My research has led me beyond 1870 and into the days of slavery, where my desire to know may be at odds with others’ desire to forget. I have searched for the beginnings of my bloodline in wills, deeds, bills of sale, estate papers and newspaper clippings.
But I’ve found out so much more about the families that may or may not have owned my ancestors. I’ve retraced the steps and they have taken me places I never imagined: to South Carolina and a man who fought in the Creek Indian Wars in Alabama. To a Confederate solider who is said to have attended to Gen. Robert E. Lee during the Civil War.

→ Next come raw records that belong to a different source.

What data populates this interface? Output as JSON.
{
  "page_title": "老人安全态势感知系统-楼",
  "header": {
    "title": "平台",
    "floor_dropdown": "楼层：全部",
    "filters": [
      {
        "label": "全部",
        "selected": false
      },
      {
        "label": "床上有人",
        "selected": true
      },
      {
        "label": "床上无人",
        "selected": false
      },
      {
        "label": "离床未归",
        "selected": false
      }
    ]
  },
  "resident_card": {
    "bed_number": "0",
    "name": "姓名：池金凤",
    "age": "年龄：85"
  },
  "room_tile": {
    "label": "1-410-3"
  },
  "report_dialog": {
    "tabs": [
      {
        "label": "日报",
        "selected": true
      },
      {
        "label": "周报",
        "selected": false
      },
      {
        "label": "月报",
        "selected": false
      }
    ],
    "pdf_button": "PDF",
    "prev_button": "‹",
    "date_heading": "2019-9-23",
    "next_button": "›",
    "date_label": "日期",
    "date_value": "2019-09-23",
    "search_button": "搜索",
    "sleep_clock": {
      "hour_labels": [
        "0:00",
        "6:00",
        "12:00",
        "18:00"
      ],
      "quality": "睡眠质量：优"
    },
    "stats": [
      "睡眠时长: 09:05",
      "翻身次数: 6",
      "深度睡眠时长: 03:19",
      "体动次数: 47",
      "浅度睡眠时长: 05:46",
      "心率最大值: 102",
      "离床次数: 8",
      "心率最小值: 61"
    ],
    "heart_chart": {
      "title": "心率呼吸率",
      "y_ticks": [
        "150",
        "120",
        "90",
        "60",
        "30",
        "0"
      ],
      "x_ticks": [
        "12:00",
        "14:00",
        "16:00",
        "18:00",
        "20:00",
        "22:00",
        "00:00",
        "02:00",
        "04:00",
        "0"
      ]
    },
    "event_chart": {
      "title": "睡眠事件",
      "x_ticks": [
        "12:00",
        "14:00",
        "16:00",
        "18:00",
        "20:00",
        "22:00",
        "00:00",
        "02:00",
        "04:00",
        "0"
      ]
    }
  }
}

I’ve come across dozens of names of slaves, but none of them are my people. I feel like I’m literally clicking all around the slave-slaveowner connection. Or maybe I’ve unknowingly thumbed past an ancestor’s name in one of the hundreds of pages I’ve read.

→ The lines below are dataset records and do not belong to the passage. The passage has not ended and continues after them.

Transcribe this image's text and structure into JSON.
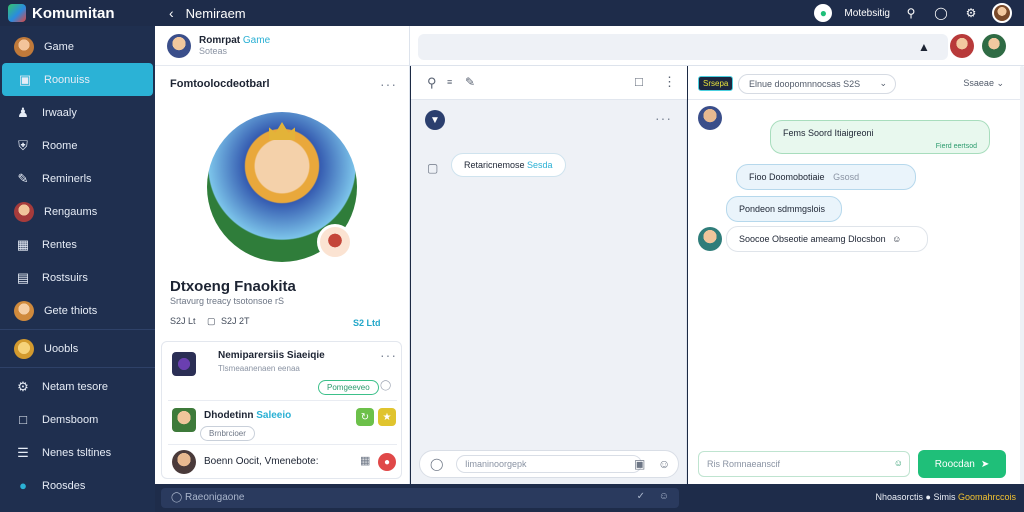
{
  "app": {
    "name": "Komumitan",
    "page_title": "Nemiraem",
    "status_text": "Motebsitig"
  },
  "sidebar": {
    "items": [
      {
        "label": "Game",
        "icon": "user-avatar"
      },
      {
        "label": "Roonuiss",
        "icon": "chat-bubbles-icon",
        "active": true
      },
      {
        "label": "Irwaaly",
        "icon": "person-icon"
      },
      {
        "label": "Roome",
        "icon": "shield-icon"
      },
      {
        "label": "Reminerls",
        "icon": "pencil-icon"
      },
      {
        "label": "Rengaums",
        "icon": "avatar"
      },
      {
        "label": "Rentes",
        "icon": "grid-icon"
      },
      {
        "label": "Rostsuirs",
        "icon": "calendar-icon"
      },
      {
        "label": "Gete thiots",
        "icon": "avatar"
      },
      {
        "label": "Uoobls",
        "icon": "avatar"
      },
      {
        "label": "Netam tesore",
        "icon": "settings-icon"
      },
      {
        "label": "Demsboom",
        "icon": "inbox-icon"
      },
      {
        "label": "Nenes tsltines",
        "icon": "list-icon"
      },
      {
        "label": "Roosdes",
        "icon": "help-icon"
      }
    ]
  },
  "left_panel": {
    "header_title": "Romrpat",
    "header_title_accent": "Game",
    "header_sub": "Soteas",
    "section_title": "Fomtoolocdeotbarl",
    "hero_name": "Dtxoeng Fnaokita",
    "hero_sub": "Srtavurg treacy tsotonsoe rS",
    "stat_a": "S2J Lt",
    "stat_b": "S2J 2T",
    "stat_accent": "S2 Ltd",
    "cards": [
      {
        "title": "Nemiparersiis Siaeiqie",
        "sub": "Tlsmeaanenaen eenaa",
        "pill": "Pomgeeveo"
      },
      {
        "title": "Dhodetinn",
        "title_accent": "Saleeio",
        "pill": "Brnbrcioer"
      },
      {
        "title": "Boenn Oocit, Vmenebote:"
      }
    ]
  },
  "middle_panel": {
    "bubble_text": "Retaricnemose",
    "bubble_accent": "Sesda",
    "compose_placeholder": "Iimaninoorgepk"
  },
  "right_panel": {
    "tag": "Srsepa",
    "select_text": "Elnue doopomnnocsas S2S",
    "filter": "Ssaeae",
    "messages": [
      {
        "text": "Fems Soord Itiaigreoni",
        "sub": "Fierd eertsod",
        "style": "green"
      },
      {
        "text": "Fioo Doomobotiaie",
        "extra": "Gsosd",
        "style": "blue"
      },
      {
        "text": "Pondeon sdmmgslois",
        "style": "blue"
      },
      {
        "text": "Soocoe Obseotie ameamg Dlocsbon",
        "style": "white"
      }
    ],
    "compose_placeholder": "Ris Romnaeanscif",
    "send_label": "Roocdan"
  },
  "bottom_bar": {
    "field": "Raeonigaone",
    "right_text": "Nhoasorctis",
    "right_mid": "Simis",
    "right_accent": "Goomahrccois"
  },
  "colors": {
    "topbar": "#1e2c4a",
    "sidebar": "#1f2f4f",
    "accent": "#2bb2d6",
    "send": "#1fbf79"
  }
}
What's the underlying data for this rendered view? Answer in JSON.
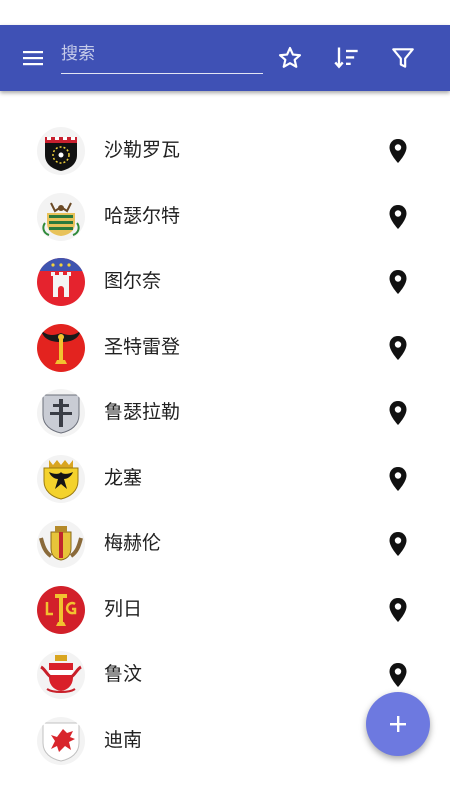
{
  "toolbar": {
    "search_placeholder": "搜索",
    "accent_color": "#3f51b5",
    "icons": [
      "menu-icon",
      "star-icon",
      "sort-icon",
      "filter-icon"
    ]
  },
  "cities": [
    {
      "name": "沙勒罗瓦",
      "crest": "charleroi-crest-icon"
    },
    {
      "name": "哈瑟尔特",
      "crest": "hasselt-crest-icon"
    },
    {
      "name": "图尔奈",
      "crest": "tournai-crest-icon"
    },
    {
      "name": "圣特雷登",
      "crest": "sint-truiden-crest-icon"
    },
    {
      "name": "鲁瑟拉勒",
      "crest": "roeselare-crest-icon"
    },
    {
      "name": "龙塞",
      "crest": "ronse-crest-icon"
    },
    {
      "name": "梅赫伦",
      "crest": "mechelen-crest-icon"
    },
    {
      "name": "列日",
      "crest": "liege-crest-icon"
    },
    {
      "name": "鲁汶",
      "crest": "leuven-crest-icon"
    },
    {
      "name": "迪南",
      "crest": "dinant-crest-icon"
    }
  ],
  "fab": {
    "icon": "plus-icon",
    "color": "#6d79e0"
  }
}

Thanks to U.S. Census slave schedules, I know the names of possible slaveowners, but the slaves themselves are simply reflected as tallies indicating age, sex and color. So my search continues for those who some would prefer remain nameless and faceless.
While researching these families and witnessing virtual family reunions via genealogy forum threads, I’ve often wondered if my queries about my ancestors and their connections to these families would be received with as much interest in zeal as the others. Well, I’m tired of wondering. I have some queries to post. Stay tuned!